Highly experimental two-parter from The Cheviot… writer-director and head of the 7:84 theatre company John McGrath, partially adapted from his stage play The Life and Times of Joe of England. Mick Ford leaves Sheffield for the bright lights of the capital in first part Everybody’s Fiddling Something, with his far from successful picaresque travails culminating in a tender scene with a Glaswegian girl at the end of second part Seeds of Ice.
In between, comedic inserts, Jim Broadbent, songs by ex-members of Lindisfarne among others and, most striking of all, the liberal use of Quantel video effects and transitions leaven this highly politicised take on the emerging Thatcherite state. Though rather dated in appearance now, the presentation was staunchly defended by McGrath as the antithesis to what he saw as the de-politicised naturalistic style prevalent at the time.
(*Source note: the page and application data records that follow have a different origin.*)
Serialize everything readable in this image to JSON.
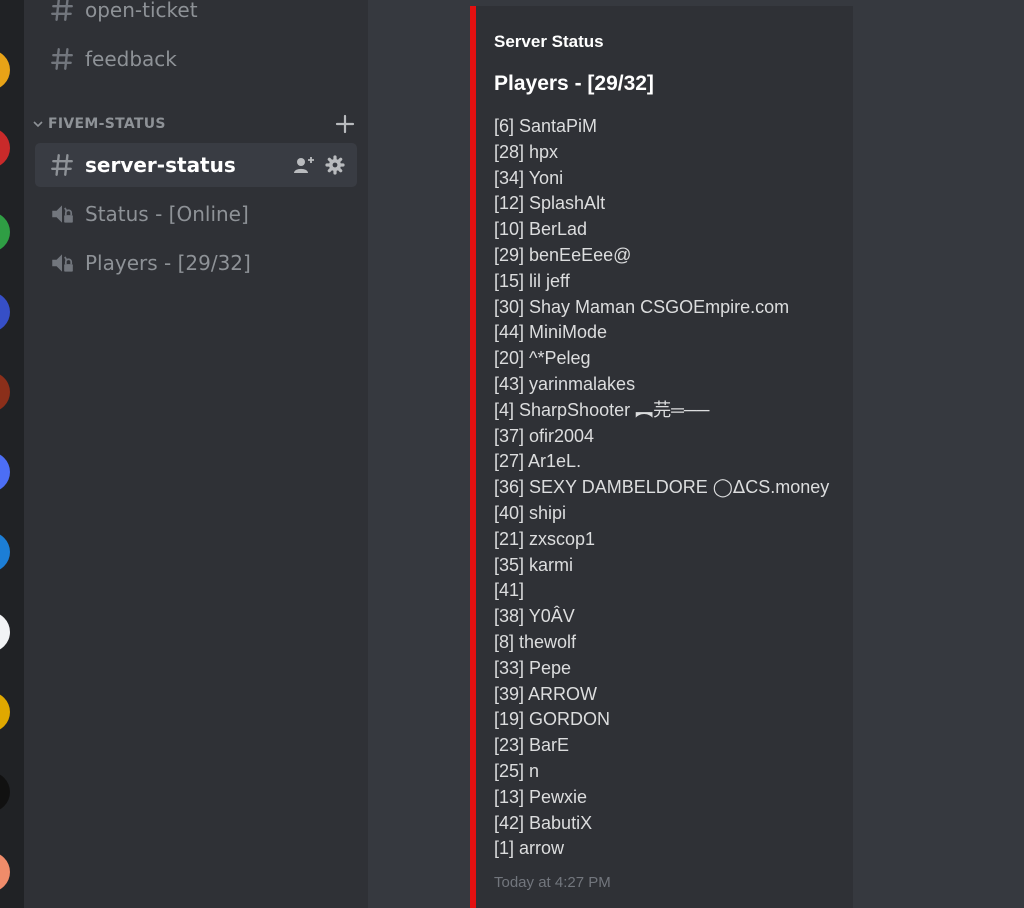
{
  "colors": {
    "server_rail": "#202225",
    "sidebar": "#2f3136",
    "chat_bg": "#36393f",
    "embed_accent": "#e31010",
    "selected_channel": "#393c43",
    "muted_text": "#8e9297",
    "message_text": "#dcddde",
    "white": "#ffffff",
    "timestamp": "#72767d"
  },
  "sidebar": {
    "channels_top": [
      {
        "type": "text",
        "icon": "hash-icon",
        "label": "open-ticket"
      },
      {
        "type": "text",
        "icon": "hash-icon",
        "label": "feedback"
      }
    ],
    "category": {
      "label": "FIVEM-STATUS",
      "icon": "chevron-down-icon",
      "action_icon": "plus-icon"
    },
    "category_channels": [
      {
        "type": "text",
        "icon": "hash-icon",
        "label": "server-status",
        "selected": true,
        "actions": [
          "add-member-icon",
          "gear-icon"
        ]
      },
      {
        "type": "voice",
        "icon": "speaker-lock-icon",
        "label": "Status - [Online]"
      },
      {
        "type": "voice",
        "icon": "speaker-lock-icon",
        "label": "Players - [29/32]"
      }
    ]
  },
  "embed": {
    "author": "Server Status",
    "title": "Players - [29/32]",
    "players": [
      "[6] SantaPiM",
      "[28] hpx",
      "[34] Yoni",
      "[12] SplashAlt",
      "[10] BerLad",
      "[29] benEeEee@",
      "[15] lil jeff",
      "[30] Shay Maman CSGOEmpire.com",
      "[44] MiniMode",
      "[20] ^*Peleg",
      "[43] yarinmalakes",
      "[4] SharpShooter ︻芫═──",
      "[37] ofir2004",
      "[27] Ar1eL.",
      "[36] SEXY DAMBELDORE ◯ᐃCS.money",
      "[40] shipi",
      "[21] zxscop1",
      "[35] karmi",
      "[41]",
      "[38] Y0ÂV",
      "[8] thewolf",
      "[33] Pepe",
      "[39] ARROW",
      "[19] GORDON",
      "[23] BarE",
      "[25] n",
      "[13] Pewxie",
      "[42] BabutiX",
      "[1] arrow"
    ],
    "footer": "Today at 4:27 PM"
  }
}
It’s a debate that had been raging since the early ’60s, when MacTaggart’s Studio 4 series of pre-Wednesday plays employed rudimentary “distancing” devices such as showing the cameras and various behind-the-scenes studio paraphernalia, though such techniques were out of favour by the ’80s, and the more “filmic”, naturalistic style was prevalent, making McGrath’s work more of a stand-out than ever.